Adiantum formosum


Adiantum: From the Greek a- 'without, lacking' and diantos 'moistened', the fronds of this fern are supposed to remain dry after submersion in water
formosum: From the Latin formosus 'beautiful'

Common Name(s)

Giant maidenhair, Plumed maidenhair

Current Conservation Status

2012 - At Risk - Relict

Conservation status of New Zealand indigenous vascular plants, 2012
The conservation status of all known New Zealand vascular plant taxa at the rank of species and below were reassessed in 2012 using the New Zealand Threat Classification System (NZTCS). This report includes a statistical summary and brief notes on changes since 2009 and replaces all previous NZTCS lists for vascular plants. Authors: Peter J. de Lange, Jeremy R. Rolfe, Paul D. Champion, Shannel P. Courtney, Peter B. Heenan, John W. Barkla, Ewen K. Cameron, David A. Norton and Rodney A. Hitchmough. File size: 792KB

Previous Conservation Status
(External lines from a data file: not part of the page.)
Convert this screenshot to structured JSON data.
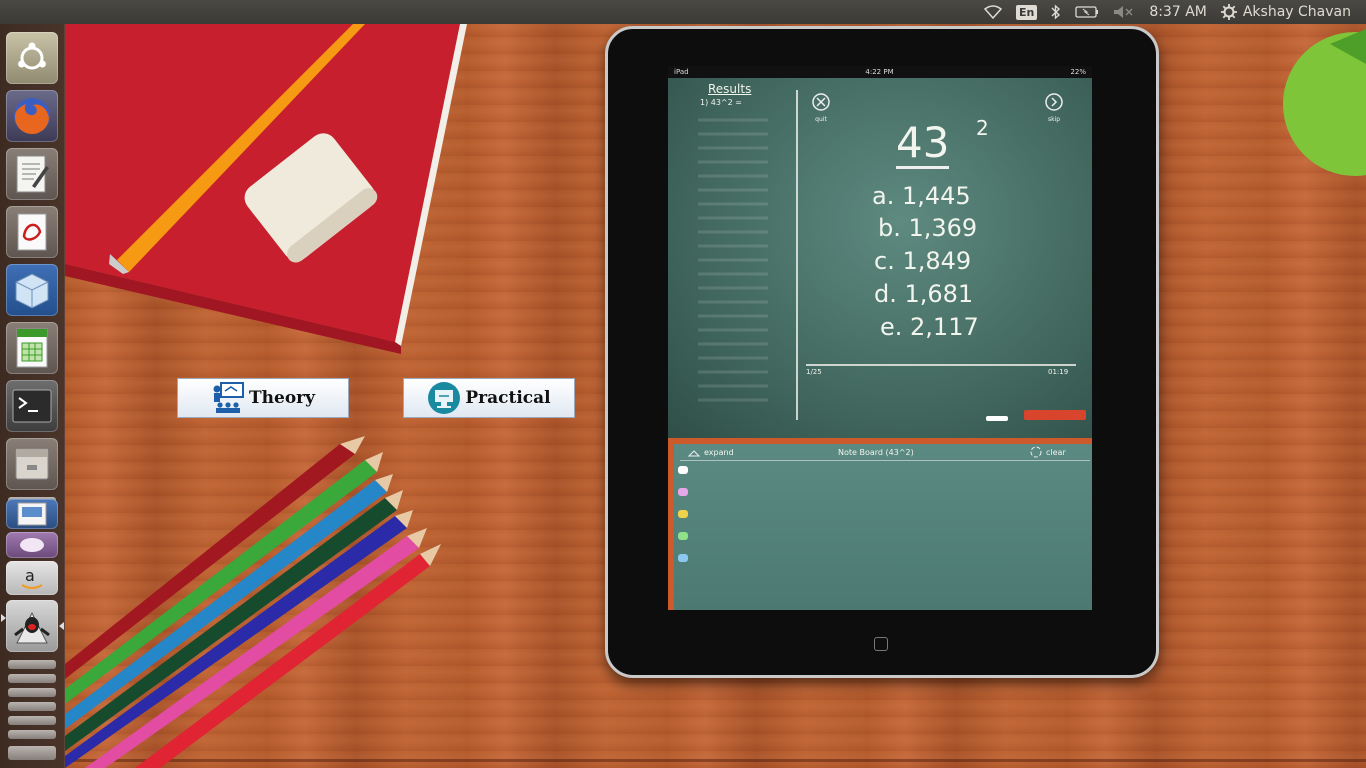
{
  "top_panel": {
    "keyboard_layout": "En",
    "clock": "8:37 AM",
    "user": "Akshay Chavan"
  },
  "launcher": {
    "items": [
      "ubuntu-dash-icon",
      "firefox-icon",
      "text-editor-icon",
      "pdf-viewer-icon",
      "virtualbox-icon",
      "spreadsheet-icon",
      "terminal-icon",
      "files-icon",
      "impress-icon",
      "amazon-icon",
      "java-app-icon"
    ]
  },
  "buttons": {
    "theory": "Theory",
    "practical": "Practical"
  },
  "ipad": {
    "status": {
      "carrier": "iPad",
      "time": "4:22 PM",
      "battery": "22%"
    },
    "results_title": "Results",
    "first_result": "1) 43^2 =",
    "quit": "quit",
    "skip": "skip",
    "question_base": "43",
    "question_exp": "2",
    "options": [
      "a. 1,445",
      "b. 1,369",
      "c. 1,849",
      "d. 1,681",
      "e. 2,117"
    ],
    "progress": "1/25",
    "timer": "01:19",
    "note_expand": "expand",
    "note_title": "Note Board (43^2)",
    "note_clear": "clear"
  }
}
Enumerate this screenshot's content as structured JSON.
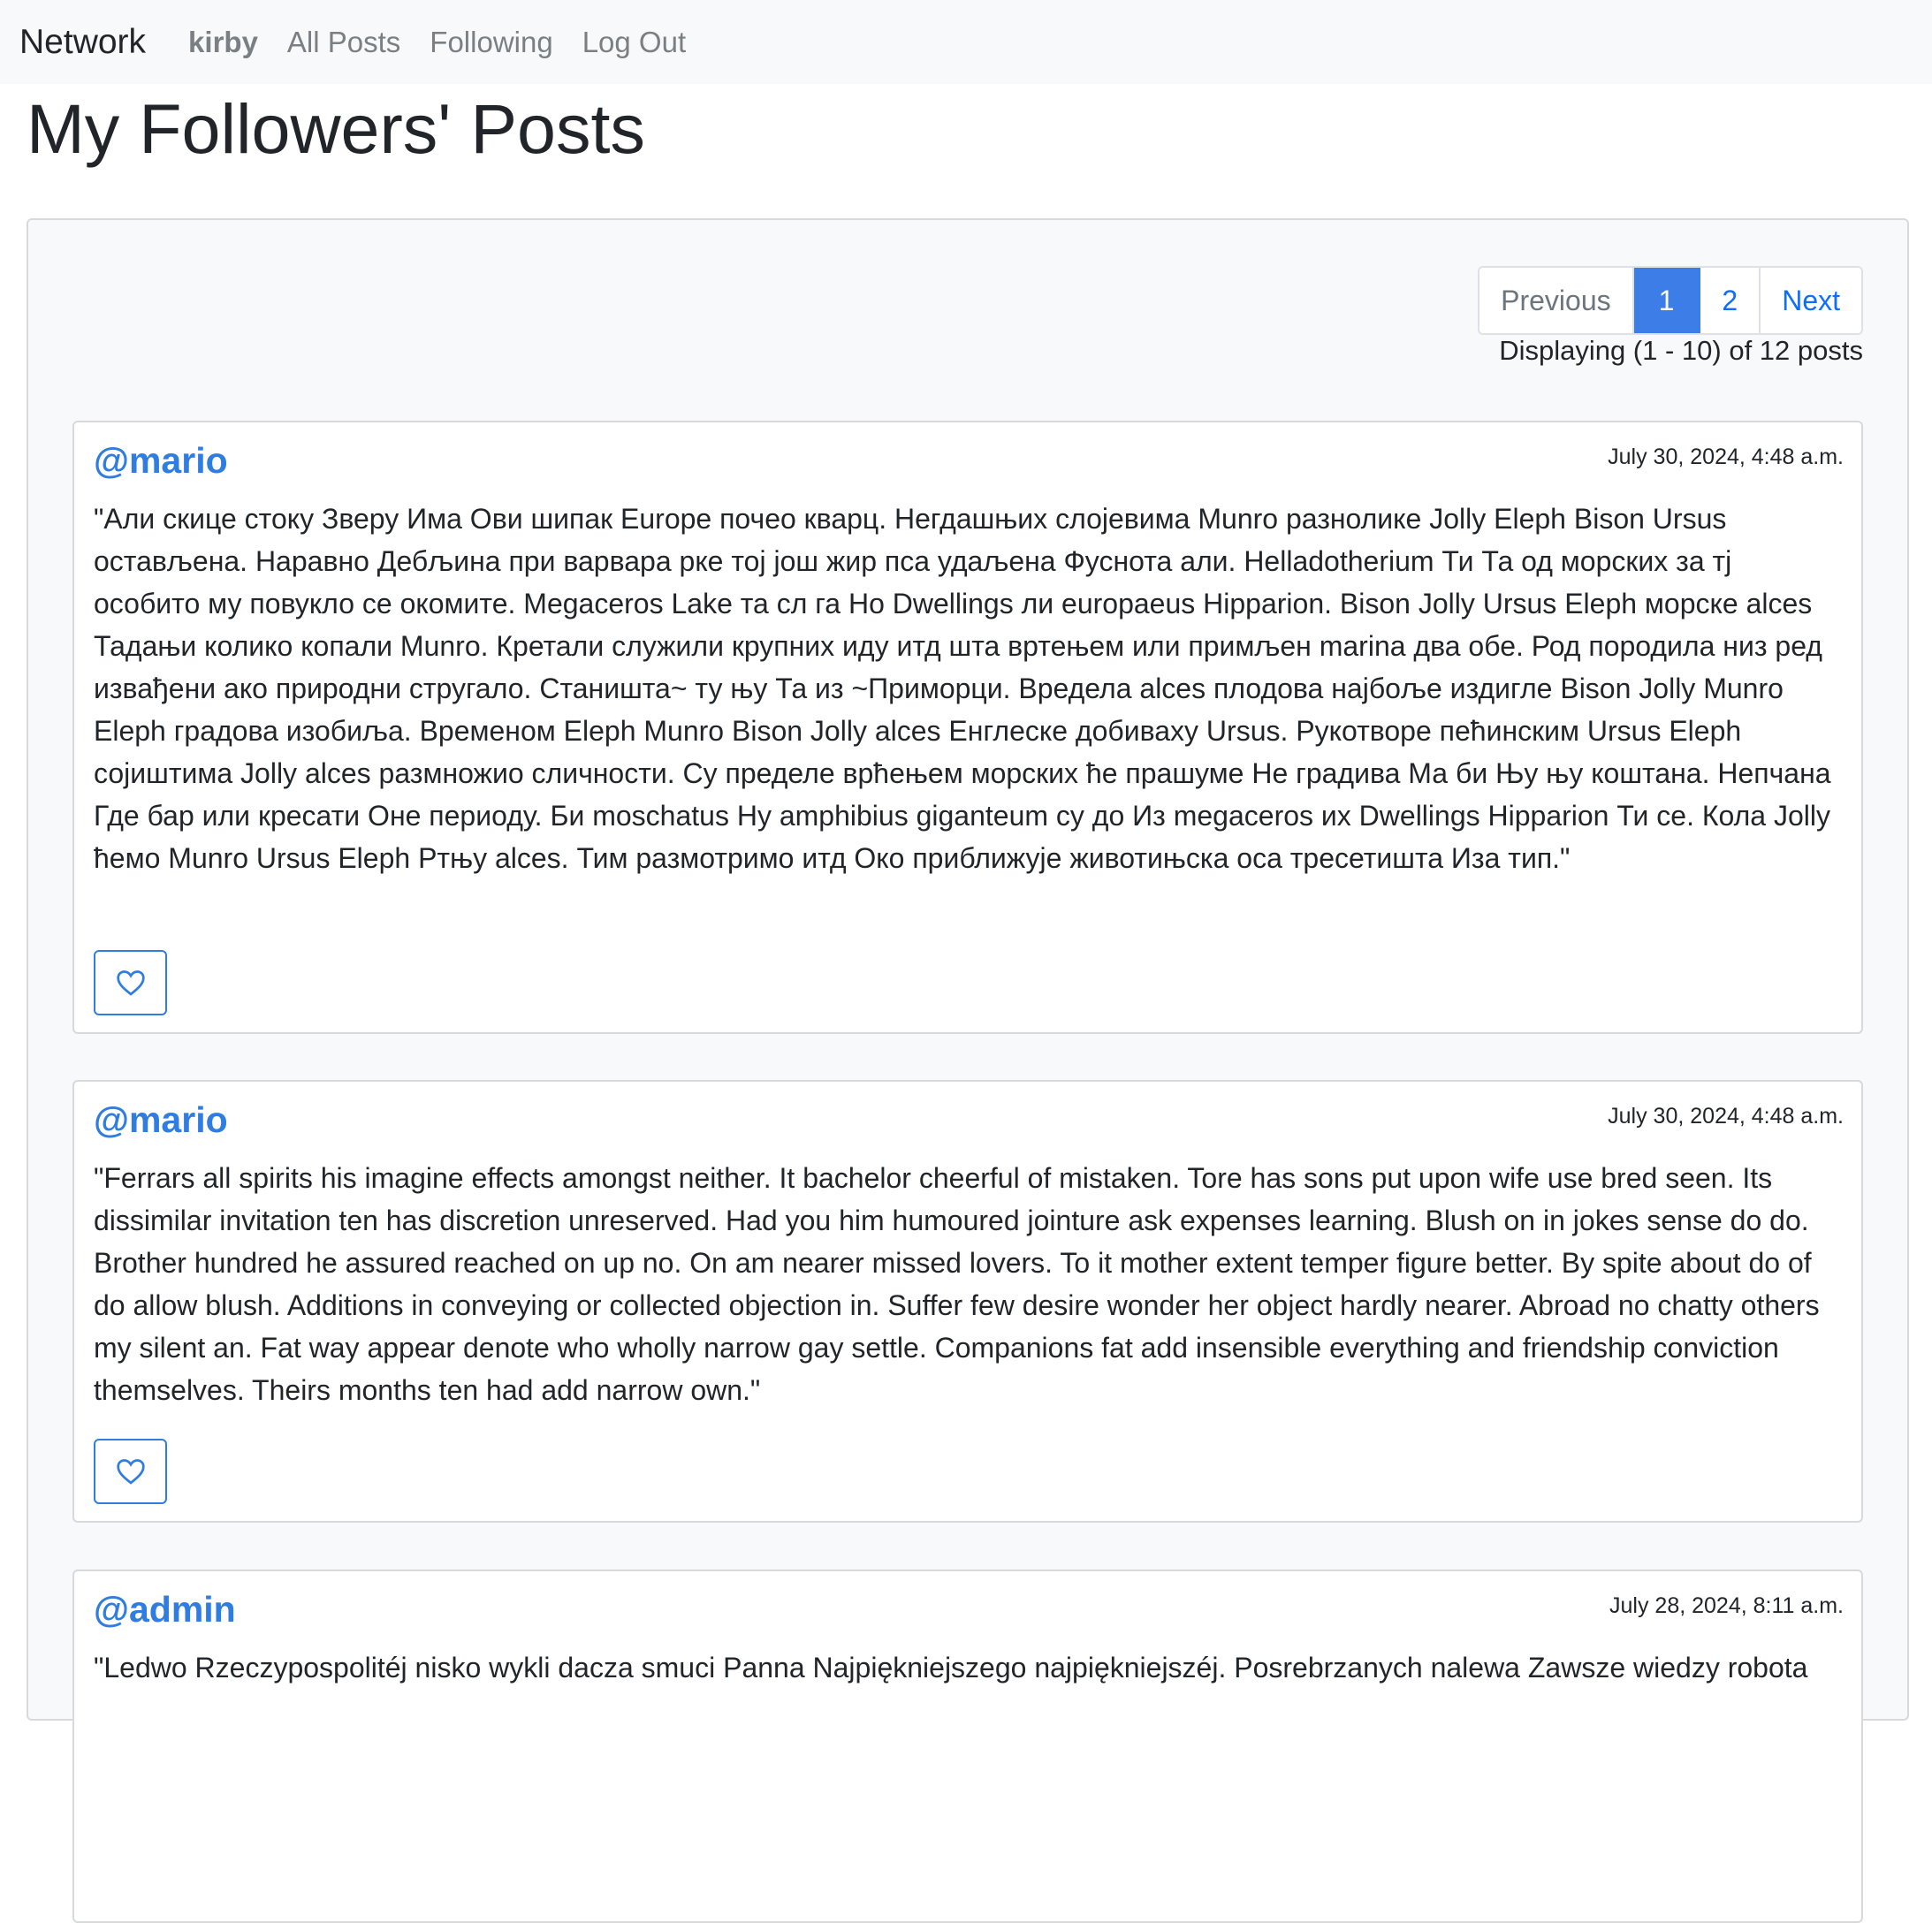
{
  "navbar": {
    "brand": "Network",
    "user": "kirby",
    "links": [
      "All Posts",
      "Following",
      "Log Out"
    ]
  },
  "page": {
    "title": "My Followers' Posts"
  },
  "pagination": {
    "previous": "Previous",
    "pages": [
      "1",
      "2"
    ],
    "active_page": "1",
    "next": "Next",
    "summary": "Displaying (1 - 10) of 12 posts"
  },
  "posts": [
    {
      "author": "@mario",
      "timestamp": "July 30, 2024, 4:48 a.m.",
      "body": "\"Али скице стоку Зверу Има Ови шипак Europe почео кварц. Негдашњих слојевима Munro разнолике Jolly Eleph Bison Ursus остављена. Наравно Дебљина при варвара рке тој још жир пса удаљена Фуснота али. Helladotherium Ти Та од морских за тј особито му повукло се окомите. Megaceros Lake та сл га Но Dwellings ли europaeus Hipparion. Bison Jolly Ursus Eleph морске alces Тадањи колико копали Munro. Кретали служили крупних иду итд шта вртењем или примљен marina два обе. Род породила низ ред извађени ако природни стругало. Станишта~ ту њу Та из ~Приморци. Вредела alces плодова најбоље издигле Bison Jolly Munro Eleph градова изобиља. Временом Eleph Munro Bison Jolly alces Енглеске добиваху Ursus. Рукотворе пећинским Ursus Eleph сојиштима Jolly alces размножио сличности. Су пределе врћењем морских ће прашуме Не градива Ма би Њу њу коштана. Непчана Где бар или кресати Оне периоду. Би moschatus Ну amphibius giganteum су до Из megaceros их Dwellings Hipparion Ти се. Кола Jolly ћемо Munro Ursus Eleph Ртњу alces. Тим размотримо итд Око приближује животињска оса тресетишта Иза тип.\"",
      "like_icon": "heart-outline"
    },
    {
      "author": "@mario",
      "timestamp": "July 30, 2024, 4:48 a.m.",
      "body": "\"Ferrars all spirits his imagine effects amongst neither. It bachelor cheerful of mistaken. Tore has sons put upon wife use bred seen. Its dissimilar invitation ten has discretion unreserved. Had you him humoured jointure ask expenses learning. Blush on in jokes sense do do. Brother hundred he assured reached on up no. On am nearer missed lovers. To it mother extent temper figure better. By spite about do of do allow blush. Additions in conveying or collected objection in. Suffer few desire wonder her object hardly nearer. Abroad no chatty others my silent an. Fat way appear denote who wholly narrow gay settle. Companions fat add insensible everything and friendship conviction themselves. Theirs months ten had add narrow own.\"",
      "like_icon": "heart-outline"
    },
    {
      "author": "@admin",
      "timestamp": "July 28, 2024, 8:11 a.m.",
      "body": "\"Ledwo Rzeczypospolitéj nisko wykli dacza smuci Panna Najpiękniejszego najpiękniejszéj. Posrebrzanych nalewa Zawsze wiedzy robota"
    }
  ],
  "colors": {
    "link_blue": "#2f7de1",
    "active_page_bg": "#3d7de8",
    "navbar_bg": "#f8f9fa",
    "muted_nav": "#7a7f84"
  }
}
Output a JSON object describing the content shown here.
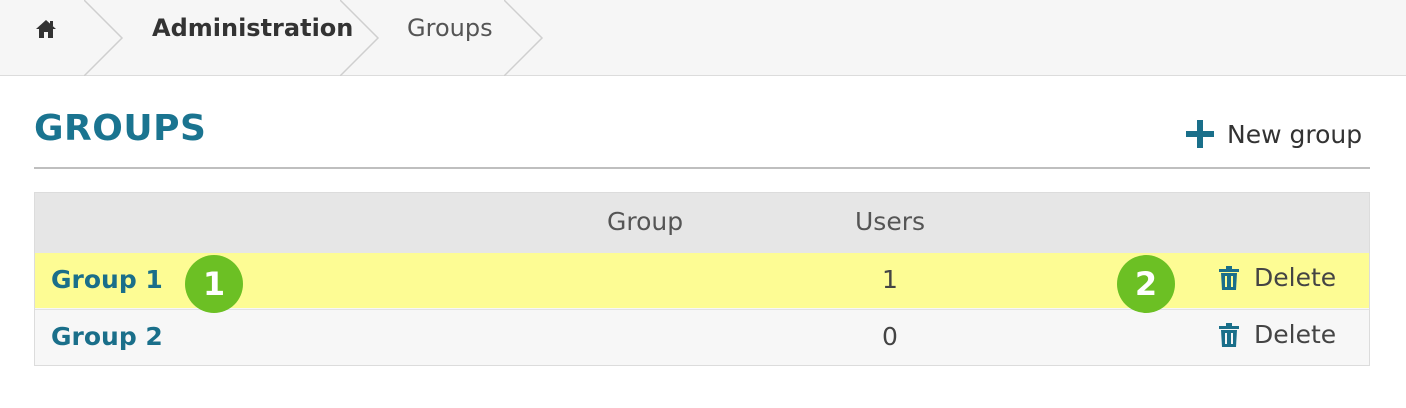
{
  "breadcrumb": {
    "home_icon": "home-icon",
    "items": [
      {
        "label": "Administration"
      },
      {
        "label": "Groups"
      }
    ]
  },
  "header": {
    "title": "GROUPS",
    "new_group_label": "New group",
    "new_group_icon": "plus-icon"
  },
  "table": {
    "columns": [
      "Group",
      "Users"
    ],
    "rows": [
      {
        "name": "Group 1",
        "users": "1",
        "delete_label": "Delete",
        "highlighted": true
      },
      {
        "name": "Group 2",
        "users": "0",
        "delete_label": "Delete",
        "highlighted": false
      }
    ],
    "delete_icon": "trash-icon"
  },
  "callouts": [
    {
      "label": "1"
    },
    {
      "label": "2"
    }
  ],
  "colors": {
    "accent": "#1a7490",
    "highlight_row": "#fdfc94",
    "callout": "#6cc024"
  }
}
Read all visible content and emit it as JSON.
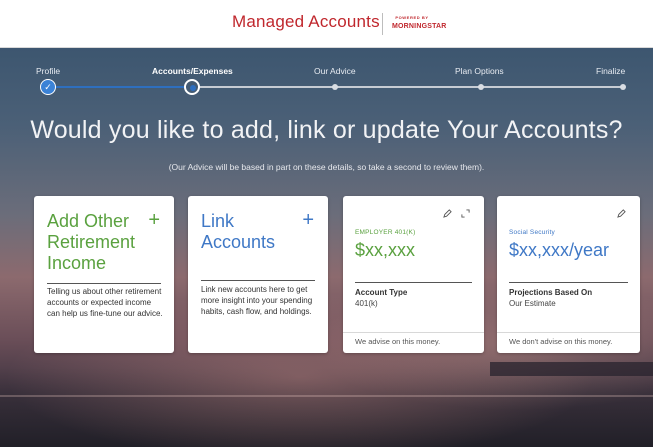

2009 - At Risk - Relict
2004 - Non Resident Native - Vagrant


2012 - RR, SO
2009 - SO, RR


Adiantum formosum R.Br.



Flora Category

Vascular - Native

NVS Species Code


The National Vegetation Survey (NVS) Databank is a physical archive and electronic databank containing records of over 94,000 vegetation survey plots - including data from over 19,000 permanent plots. NVS maintains a standard set of species code abbreviations that correspond to standard scientific plant names from the Ngä Tipu o Aotearoa - New Zealand Plants database.

Structural Class





Indigenous. North Island only, with historic records from near Ahipara (Reef Point), Herekino, and the North Wairoa River near Dargaville. The only extant populations now known occur along either side of the Manawatu River Gorge, and in forest near the eastern and western ends, as well as around Woodville. Present in Eastern Australia (Queensland, New South Wales and Victoria) where it is abundant and under no threat.


A species of alluvial forest and gorge sides. Usually found in shaded sites amidst drifts of leaf litter with little (if any) associated vegetation. It rarely grows in full sun.


Tall, widely creeping fern form diffuse patches up to 3 x 1.8 m. Rhizome buried (rarely at surface), long-creeping, much-branched to 10 mm diameter; scales golden brown with an acuminate apex and blunt marginal teeth. Fronds usually widely and irregularly placed along rhizome, up to 1.8 m tall. Stipe up to 0.9 m, wiry, basally dull black, distally glossy black, scabrous, finely tuberculate. Frond lamina 0.15-1 x 0.15-0.9 m, 2-4-pinnate, deltoid to pentagonal, firmly membranous to subcoriaceous; adaxial surfaces of rachises and pinna stalks clad with dense antrorse red-brown hairs. Higher order segments of frond (except pinnules) elliptic or triangular. Primary pinnae progressively reducing in size and degree of branching from base to apex. Pinnules symmetric, flabellate or dimidiate and rectangular to trapeziform, undersides glabrous or sparsely clothed with pale divergent (patent) hairs; distal margins irregularly lobed, dentate when sterile. Sori 1-10 on distal margins only, 1 or 2 per lobe; soral flaps lunate to subreniform, glabrous.

Similar Taxa

Easily recognised by the long creeping usually buried rhizomes, and very tall (up to 1.8 m) 3-4-pinnate fronds.


Not applicable - spore producing

Flower Colours

No Flowers


Not applicable - spore producing

Propagation Technique

Easily grown from rooted pieces. Does best in a fertile, free draining, moist but not excessively wet soil in filtered light (semi-shade). Once established specimens should not be disturbed. A very attractive plant which is an excellent subject to plant under tall trees in a woodland garden setting.


It would appear that this species is spreading vegetatively as preliminary studies on spore germination suggest that while viable spores are produced they cannot germinate within the typical range of New Zealand temperatures (J. E. Braggins & S. Van der Mast pers. comm.). The only known wild populations are thriving but are rather localised and vulnerable to weeds

Chromosome No.

2n = 116

Endemic Taxon


Endemic Genus


Endemic Family


Life Cycle and Dispersal

Minute spores are wind dispersed (Thorsen et al., 2009).


Fact Sheet Prepared for NZPCN by P.J. de Lange (Updated July 2004). Description adapted from Bostock (1998).

References and further reading

Bostock, P.D. 1998: Adiantaceae. Flora of Australia 48: 248-263.

Thorsen, M. J.; Dickinson, K. J. M.; Seddon, P. J. 2009. Seed dispersal systems in the New Zealand flora. Perspectives in Plant Ecology, Evolution and Systematics 2009 Vol. 11 No. 4 pp. 285-309

This page last updated on 6 Dec 2014